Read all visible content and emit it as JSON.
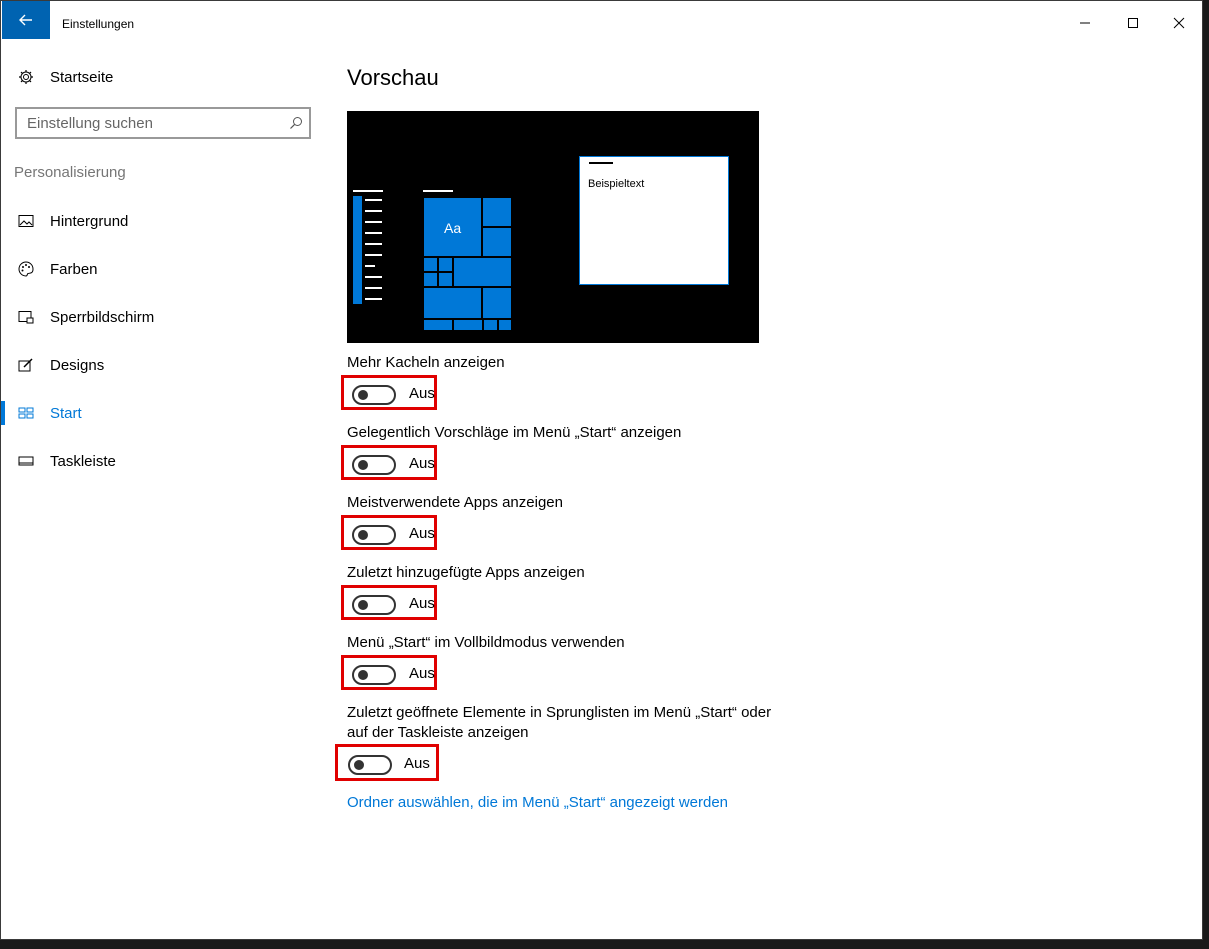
{
  "window": {
    "title": "Einstellungen"
  },
  "sidebar": {
    "home": "Startseite",
    "search_placeholder": "Einstellung suchen",
    "section": "Personalisierung",
    "items": [
      {
        "label": "Hintergrund",
        "icon": "picture-icon"
      },
      {
        "label": "Farben",
        "icon": "palette-icon"
      },
      {
        "label": "Sperrbildschirm",
        "icon": "lock-screen-icon"
      },
      {
        "label": "Designs",
        "icon": "brush-icon"
      },
      {
        "label": "Start",
        "icon": "start-icon",
        "active": true
      },
      {
        "label": "Taskleiste",
        "icon": "taskbar-icon"
      }
    ]
  },
  "main": {
    "title": "Vorschau",
    "preview": {
      "tile_text": "Aa",
      "sample_text": "Beispieltext"
    },
    "settings": [
      {
        "label": "Mehr Kacheln anzeigen",
        "state": "Aus"
      },
      {
        "label": "Gelegentlich Vorschläge im Menü „Start“ anzeigen",
        "state": "Aus"
      },
      {
        "label": "Meistverwendete Apps anzeigen",
        "state": "Aus"
      },
      {
        "label": "Zuletzt hinzugefügte Apps anzeigen",
        "state": "Aus"
      },
      {
        "label": "Menü „Start“ im Vollbildmodus verwenden",
        "state": "Aus"
      },
      {
        "label_line1": "Zuletzt geöffnete Elemente in Sprunglisten im Menü „Start“ oder",
        "label_line2": "auf der Taskleiste anzeigen",
        "state": "Aus"
      }
    ],
    "link": "Ordner auswählen, die im Menü „Start“ angezeigt werden"
  },
  "colors": {
    "accent": "#0078d7",
    "highlight_border": "#e00000"
  }
}
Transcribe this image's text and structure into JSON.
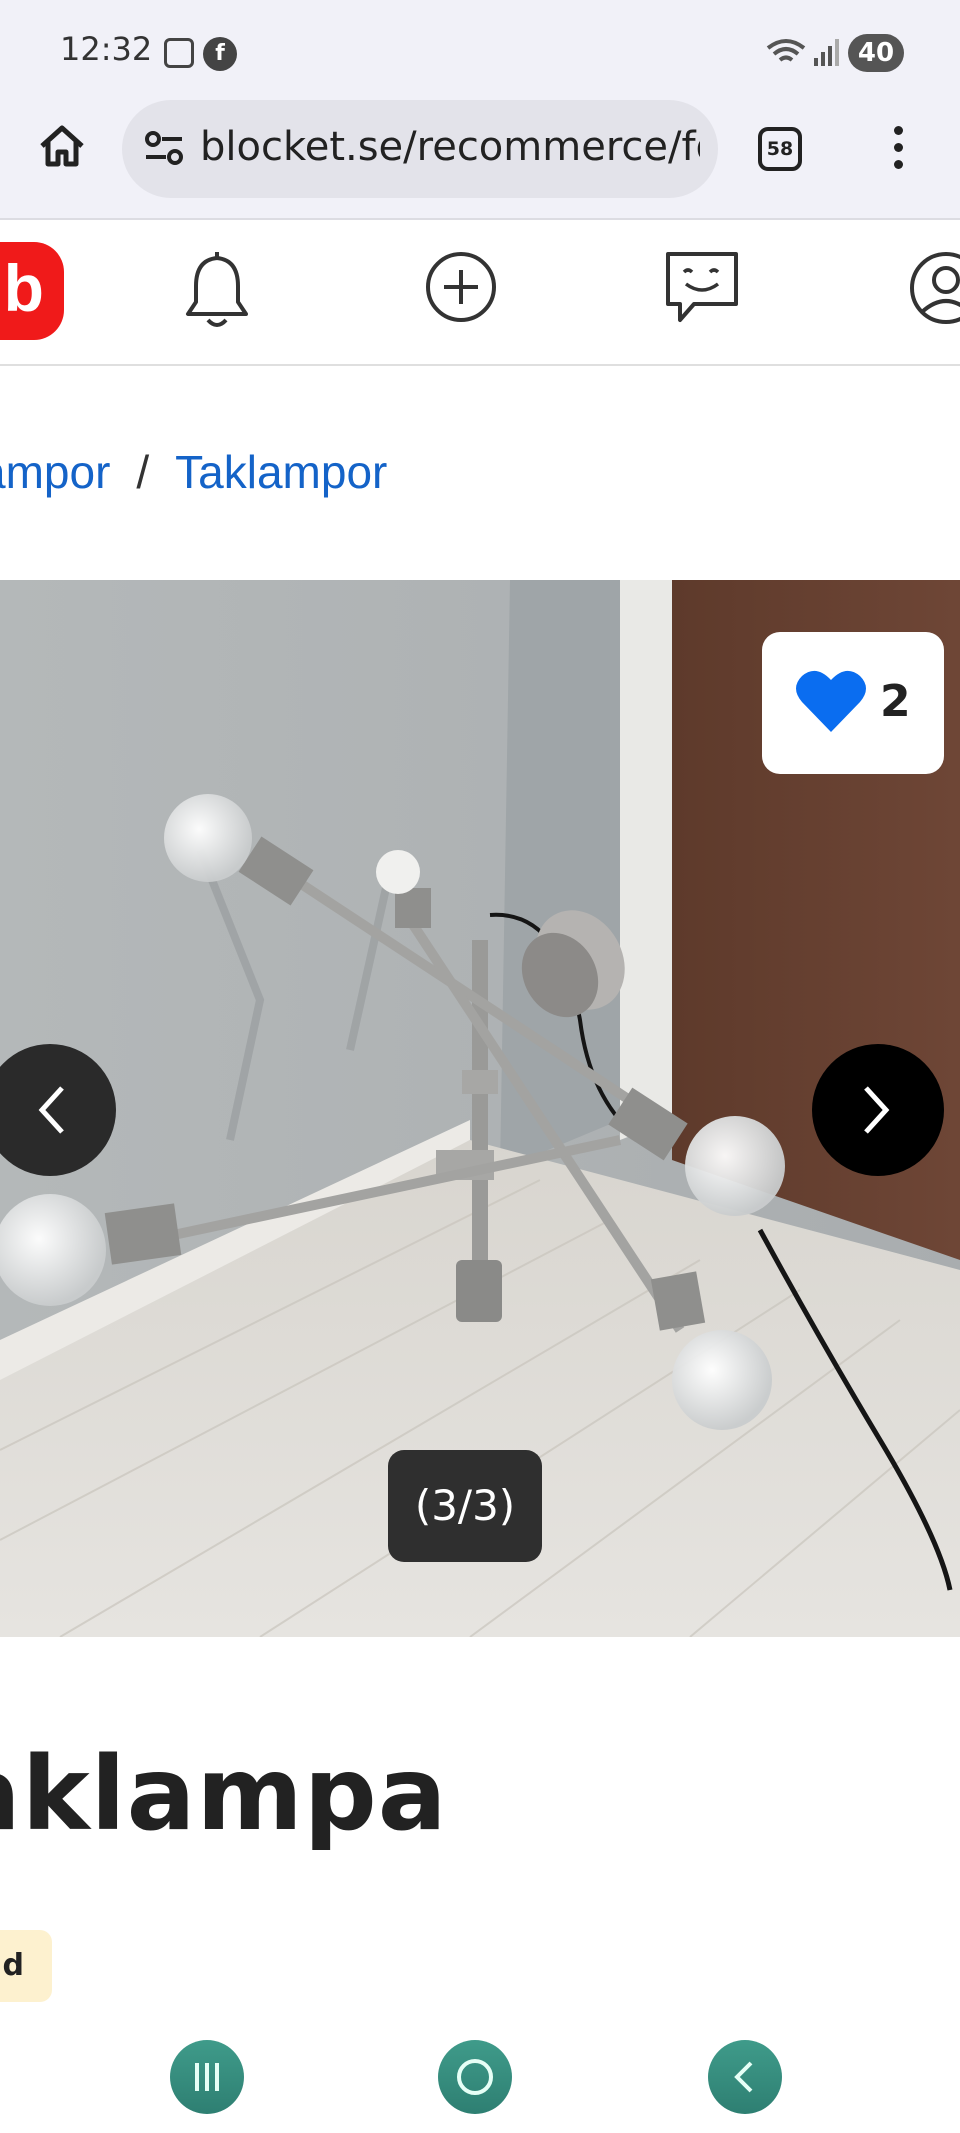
{
  "status_bar": {
    "time": "12:32",
    "fb_icon_letter": "f",
    "battery": "40"
  },
  "browser": {
    "url": "blocket.se/recommerce/forsaljning",
    "tab_count": "58"
  },
  "site": {
    "logo_letter": "b",
    "accent_color": "#f01a1a"
  },
  "breadcrumb": {
    "items": [
      "ampor",
      "Taklampor"
    ],
    "separator": "/"
  },
  "gallery": {
    "like_count": "2",
    "counter": "(3/3)"
  },
  "ad": {
    "title": "aklampa",
    "badge": "ld"
  },
  "icons": {
    "header": [
      "bell-icon",
      "plus-circle-icon",
      "chat-icon",
      "profile-icon"
    ],
    "system": [
      "recents-icon",
      "home-icon",
      "back-icon"
    ]
  }
}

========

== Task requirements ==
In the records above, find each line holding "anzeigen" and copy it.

== Written response ==
        "label": "Mehr Kacheln anzeigen",
        "label": "Gelegentlich Vorschläge im Menü „Start“ anzeigen",
        "label": "Meistverwendete Apps anzeigen",
        "label": "Zuletzt hinzugefügte Apps anzeigen",
        "label_line2": "auf der Taskleiste anzeigen",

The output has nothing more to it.